Continuities and disruptions in urban land governance: the rise of the middle-class in Sub-Saharan Africa
Vanessa Melo (School of Architecture, University of Lisbon)
Paul Jenkins (University of the Witwatersrand)
Anna Mazzolini (Nationalmuseet)
Chrystal McMillan, Seminar Room 5
Wednesday 12 June, 16:15-17:45

Short abstract:

This panel will discuss how land access in urban areas is being changed by a growing middle-class and its socio-spatial impacts, dealing with continuities in urban governance, but also disruptions in balances that have been achieved between elites and the lower income majority since Independence.

Long abstract:
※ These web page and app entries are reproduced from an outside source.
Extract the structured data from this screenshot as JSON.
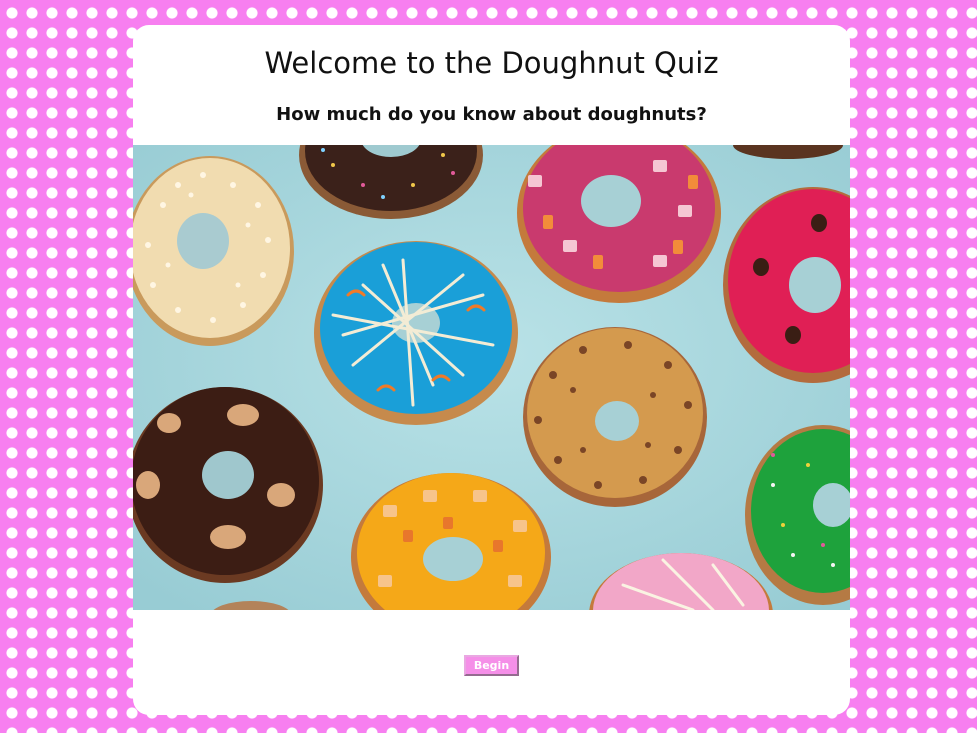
{
  "quiz": {
    "title": "Welcome to the Doughnut Quiz",
    "subtitle": "How much do you know about doughnuts?",
    "begin_label": "Begin"
  },
  "hero_image": {
    "subject": "colorful frosted doughnuts on light blue background",
    "background_color": "#a8d8df"
  },
  "theme": {
    "page_background": "#f77ff0",
    "polka_dot_color": "#ffffff",
    "button_color": "#f58fe8"
  }
}
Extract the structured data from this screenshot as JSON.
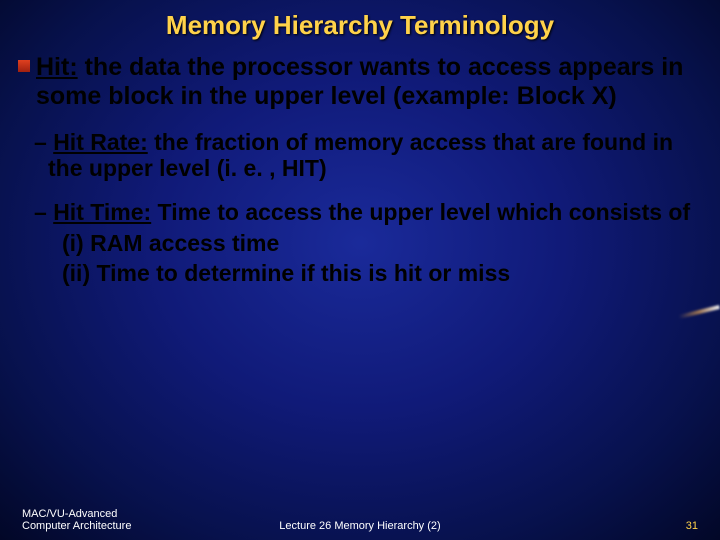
{
  "title": "Memory Hierarchy Terminology",
  "hit": {
    "term": "Hit:",
    "def": " the data the processor wants to access appears in some block in the upper level (example: Block X)"
  },
  "hit_rate": {
    "dash": "– ",
    "term": "Hit Rate:",
    "def": " the fraction of memory access that are found in the upper level (i. e. , HIT)"
  },
  "hit_time": {
    "dash": "– ",
    "term": "Hit Time:",
    "def": " Time to access the upper level which consists of"
  },
  "components": {
    "i": "(i) RAM access time",
    "ii": "(ii) Time to determine if this is hit or miss"
  },
  "footer": {
    "left1": "MAC/VU-Advanced",
    "left2": "Computer Architecture",
    "center": "Lecture 26 Memory Hierarchy (2)",
    "right": "31"
  }
}
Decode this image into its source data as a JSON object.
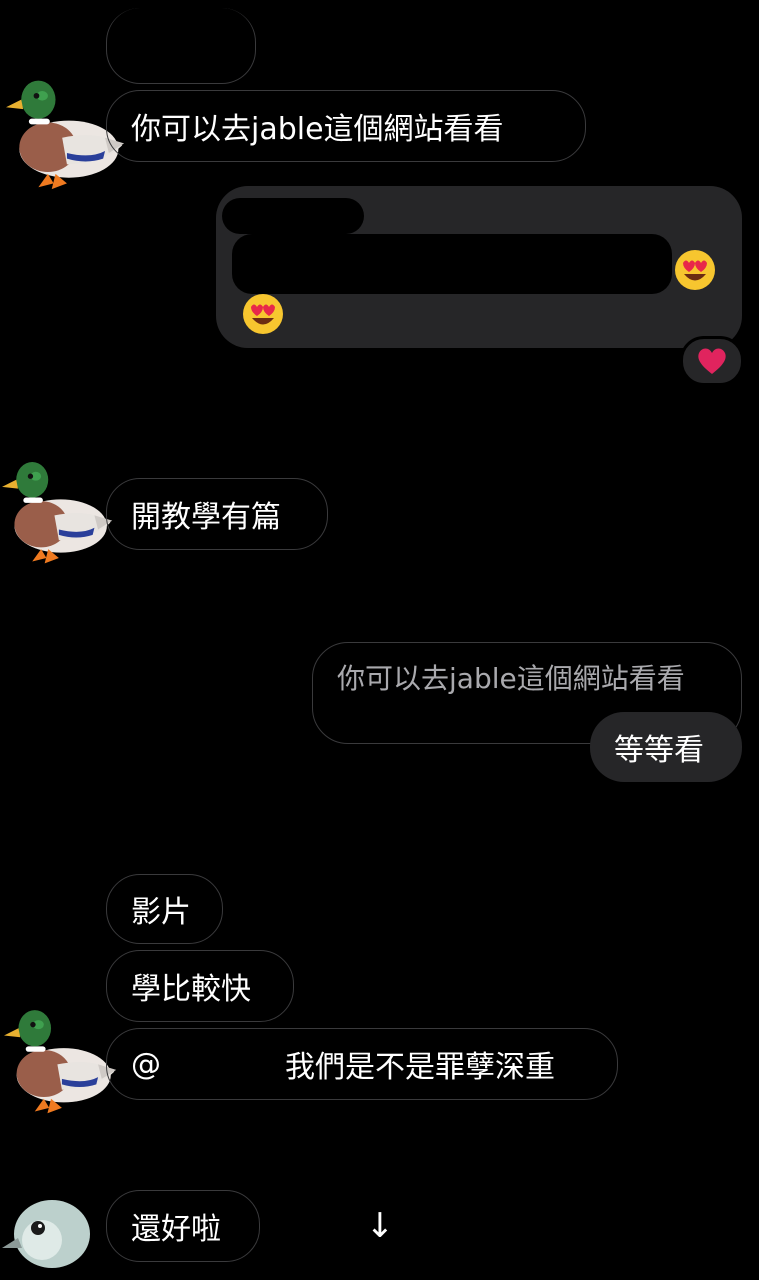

Since Independence, cities and towns have flourished in Sub-Saharan Africa, but usually through the expansion of peri-urban areas and with the majority of residents being lower income. However, the recent economic expansion of the region has promoted the growth of a middle-class, which is nevertheless still ill defined. Simultaneously, soon the majority of urban populations will have been born in urban areas, but most countries still do not have urban policies or coherent strategies within their often-limited resources for engaging with these dynamics. This panel will discuss how urban areas are most recently being transformed by a growing middle-class - and include discussions on how the middle class can be defined, identified, measured and its urban impact ascertained. It thus deals with continuities in the nature of urbanity and urban land governance, but also disruptions of forms of balance which have been achieved between elites and the lower income majority since Independence, concerning governance of urban land in particular. Recent research has shown that there seems to be clear evidence of such continuities and disruptions and that urban space is thus increasingly contested, with concepts such as the 'right to the city', as conceived by Lefebvre, far from being achieved - indeed potentially being hijacked by the middle class. As the conference theme suggests, the panel will examine what forces are driving these processes? Has a tipping point emerged in recent years? If so, what are the intended and unintended consequences of this pivotal temporal moment for African urban space?